(Dataset excerpts)
- Opening Delimiter -

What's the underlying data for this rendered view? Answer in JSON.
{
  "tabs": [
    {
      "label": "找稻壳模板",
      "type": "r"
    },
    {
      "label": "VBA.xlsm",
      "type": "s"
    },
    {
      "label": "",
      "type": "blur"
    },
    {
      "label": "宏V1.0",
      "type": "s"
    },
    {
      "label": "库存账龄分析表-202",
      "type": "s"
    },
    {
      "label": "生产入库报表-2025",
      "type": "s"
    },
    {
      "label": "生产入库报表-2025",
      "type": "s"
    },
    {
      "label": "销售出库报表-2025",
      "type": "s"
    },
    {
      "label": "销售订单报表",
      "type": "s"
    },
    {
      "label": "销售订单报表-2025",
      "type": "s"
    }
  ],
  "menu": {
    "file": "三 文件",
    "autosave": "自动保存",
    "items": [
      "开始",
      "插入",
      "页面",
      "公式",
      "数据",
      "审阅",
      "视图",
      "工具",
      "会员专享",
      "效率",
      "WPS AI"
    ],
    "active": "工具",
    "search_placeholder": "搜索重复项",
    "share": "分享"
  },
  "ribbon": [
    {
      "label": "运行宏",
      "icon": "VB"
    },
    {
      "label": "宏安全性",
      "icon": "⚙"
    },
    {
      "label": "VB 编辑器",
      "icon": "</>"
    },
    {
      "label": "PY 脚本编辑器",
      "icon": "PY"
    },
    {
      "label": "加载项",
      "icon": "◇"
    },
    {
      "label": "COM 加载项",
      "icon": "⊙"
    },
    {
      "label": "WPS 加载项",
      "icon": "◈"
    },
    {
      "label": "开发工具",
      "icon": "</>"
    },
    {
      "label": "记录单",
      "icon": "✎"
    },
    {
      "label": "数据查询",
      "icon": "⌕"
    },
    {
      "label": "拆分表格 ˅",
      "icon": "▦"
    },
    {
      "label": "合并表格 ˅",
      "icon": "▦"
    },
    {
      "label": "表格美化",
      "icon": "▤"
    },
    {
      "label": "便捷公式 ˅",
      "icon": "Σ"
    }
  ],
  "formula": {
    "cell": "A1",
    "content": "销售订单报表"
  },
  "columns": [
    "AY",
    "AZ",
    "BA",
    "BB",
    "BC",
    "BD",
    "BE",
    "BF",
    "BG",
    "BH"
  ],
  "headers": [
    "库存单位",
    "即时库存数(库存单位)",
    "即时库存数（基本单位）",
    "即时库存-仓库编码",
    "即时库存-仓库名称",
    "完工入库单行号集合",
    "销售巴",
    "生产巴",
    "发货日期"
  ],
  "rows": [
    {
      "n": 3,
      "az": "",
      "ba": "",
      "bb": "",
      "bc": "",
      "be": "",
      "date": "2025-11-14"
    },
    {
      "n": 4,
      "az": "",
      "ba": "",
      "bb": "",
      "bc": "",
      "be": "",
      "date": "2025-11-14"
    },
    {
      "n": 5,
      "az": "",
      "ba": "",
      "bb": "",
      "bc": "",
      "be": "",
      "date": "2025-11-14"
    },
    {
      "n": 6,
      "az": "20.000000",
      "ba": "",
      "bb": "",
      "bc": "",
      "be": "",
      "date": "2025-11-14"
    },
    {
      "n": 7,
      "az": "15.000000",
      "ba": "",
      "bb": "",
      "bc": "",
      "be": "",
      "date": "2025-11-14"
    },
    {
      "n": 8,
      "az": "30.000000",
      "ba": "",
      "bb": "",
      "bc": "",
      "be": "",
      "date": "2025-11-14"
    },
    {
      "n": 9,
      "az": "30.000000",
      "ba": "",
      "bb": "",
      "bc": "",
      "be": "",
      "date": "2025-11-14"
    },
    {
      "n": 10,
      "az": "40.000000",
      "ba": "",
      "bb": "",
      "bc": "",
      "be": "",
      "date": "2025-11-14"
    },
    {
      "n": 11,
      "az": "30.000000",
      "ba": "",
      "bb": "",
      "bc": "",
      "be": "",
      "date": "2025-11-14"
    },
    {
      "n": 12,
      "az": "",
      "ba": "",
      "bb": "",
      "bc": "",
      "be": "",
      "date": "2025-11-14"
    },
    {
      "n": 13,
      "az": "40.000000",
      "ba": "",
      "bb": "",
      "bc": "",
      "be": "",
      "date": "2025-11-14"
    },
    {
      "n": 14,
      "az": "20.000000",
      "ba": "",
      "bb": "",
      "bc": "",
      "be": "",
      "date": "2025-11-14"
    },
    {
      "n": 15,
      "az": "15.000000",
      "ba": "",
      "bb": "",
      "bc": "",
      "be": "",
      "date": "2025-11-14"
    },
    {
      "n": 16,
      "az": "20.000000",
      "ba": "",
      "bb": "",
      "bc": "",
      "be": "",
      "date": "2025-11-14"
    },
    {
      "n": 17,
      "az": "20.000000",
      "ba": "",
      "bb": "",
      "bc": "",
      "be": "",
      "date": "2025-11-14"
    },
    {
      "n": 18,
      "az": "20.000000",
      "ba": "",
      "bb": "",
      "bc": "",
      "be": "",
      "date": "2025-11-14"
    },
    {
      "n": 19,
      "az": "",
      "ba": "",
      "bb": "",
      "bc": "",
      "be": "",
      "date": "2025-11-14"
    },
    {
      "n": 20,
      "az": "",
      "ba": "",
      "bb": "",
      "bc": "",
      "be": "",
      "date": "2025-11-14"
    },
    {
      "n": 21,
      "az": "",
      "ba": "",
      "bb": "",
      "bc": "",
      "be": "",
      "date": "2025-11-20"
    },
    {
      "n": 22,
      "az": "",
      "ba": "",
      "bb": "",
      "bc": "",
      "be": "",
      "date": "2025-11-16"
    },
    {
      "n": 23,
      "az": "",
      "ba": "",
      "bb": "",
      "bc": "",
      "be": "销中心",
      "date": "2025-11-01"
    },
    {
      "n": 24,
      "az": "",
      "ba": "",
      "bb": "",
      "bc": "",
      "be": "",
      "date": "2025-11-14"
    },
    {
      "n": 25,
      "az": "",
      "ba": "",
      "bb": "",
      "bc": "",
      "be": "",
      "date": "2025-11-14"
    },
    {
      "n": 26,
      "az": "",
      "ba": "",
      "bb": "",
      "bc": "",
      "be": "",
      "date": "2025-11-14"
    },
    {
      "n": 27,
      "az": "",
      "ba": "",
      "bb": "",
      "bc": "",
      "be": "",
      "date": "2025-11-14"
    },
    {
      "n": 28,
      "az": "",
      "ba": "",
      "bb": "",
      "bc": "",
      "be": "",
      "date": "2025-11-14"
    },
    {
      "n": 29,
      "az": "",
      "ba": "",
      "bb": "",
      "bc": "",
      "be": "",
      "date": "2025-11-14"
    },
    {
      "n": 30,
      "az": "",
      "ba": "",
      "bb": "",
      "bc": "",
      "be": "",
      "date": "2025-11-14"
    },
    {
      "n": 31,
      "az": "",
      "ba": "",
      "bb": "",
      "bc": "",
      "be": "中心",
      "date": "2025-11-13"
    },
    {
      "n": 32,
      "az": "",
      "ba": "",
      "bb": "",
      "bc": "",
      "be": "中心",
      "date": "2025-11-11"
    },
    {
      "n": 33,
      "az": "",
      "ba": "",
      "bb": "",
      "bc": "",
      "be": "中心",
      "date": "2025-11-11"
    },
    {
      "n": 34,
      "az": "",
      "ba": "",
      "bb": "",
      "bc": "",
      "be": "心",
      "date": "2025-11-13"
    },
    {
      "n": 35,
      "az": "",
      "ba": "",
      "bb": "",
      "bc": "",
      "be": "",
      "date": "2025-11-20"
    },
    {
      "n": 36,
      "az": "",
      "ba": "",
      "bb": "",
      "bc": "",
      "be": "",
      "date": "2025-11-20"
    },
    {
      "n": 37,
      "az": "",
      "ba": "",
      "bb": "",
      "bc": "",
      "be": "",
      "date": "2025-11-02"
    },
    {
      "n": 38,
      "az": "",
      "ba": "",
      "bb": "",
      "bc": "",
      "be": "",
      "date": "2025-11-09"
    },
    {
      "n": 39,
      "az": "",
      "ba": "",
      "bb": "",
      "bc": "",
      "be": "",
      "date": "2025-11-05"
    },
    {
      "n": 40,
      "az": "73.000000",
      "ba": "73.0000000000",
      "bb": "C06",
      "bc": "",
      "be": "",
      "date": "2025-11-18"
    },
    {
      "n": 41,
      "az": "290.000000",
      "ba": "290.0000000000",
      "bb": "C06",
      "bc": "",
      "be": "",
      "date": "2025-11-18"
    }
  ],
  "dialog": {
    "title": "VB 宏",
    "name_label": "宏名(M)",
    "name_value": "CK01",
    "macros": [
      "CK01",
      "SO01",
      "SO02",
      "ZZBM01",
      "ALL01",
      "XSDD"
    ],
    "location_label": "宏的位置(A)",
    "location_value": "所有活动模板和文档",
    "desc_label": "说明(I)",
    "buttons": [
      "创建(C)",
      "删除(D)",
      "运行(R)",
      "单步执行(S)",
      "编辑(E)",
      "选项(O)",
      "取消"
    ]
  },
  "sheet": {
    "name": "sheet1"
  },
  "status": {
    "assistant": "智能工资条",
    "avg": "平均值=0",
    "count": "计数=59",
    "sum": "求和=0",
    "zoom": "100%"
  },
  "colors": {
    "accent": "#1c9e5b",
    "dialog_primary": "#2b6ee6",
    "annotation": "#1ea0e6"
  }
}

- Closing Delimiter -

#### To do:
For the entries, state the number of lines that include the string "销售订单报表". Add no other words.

#### Answer below:
3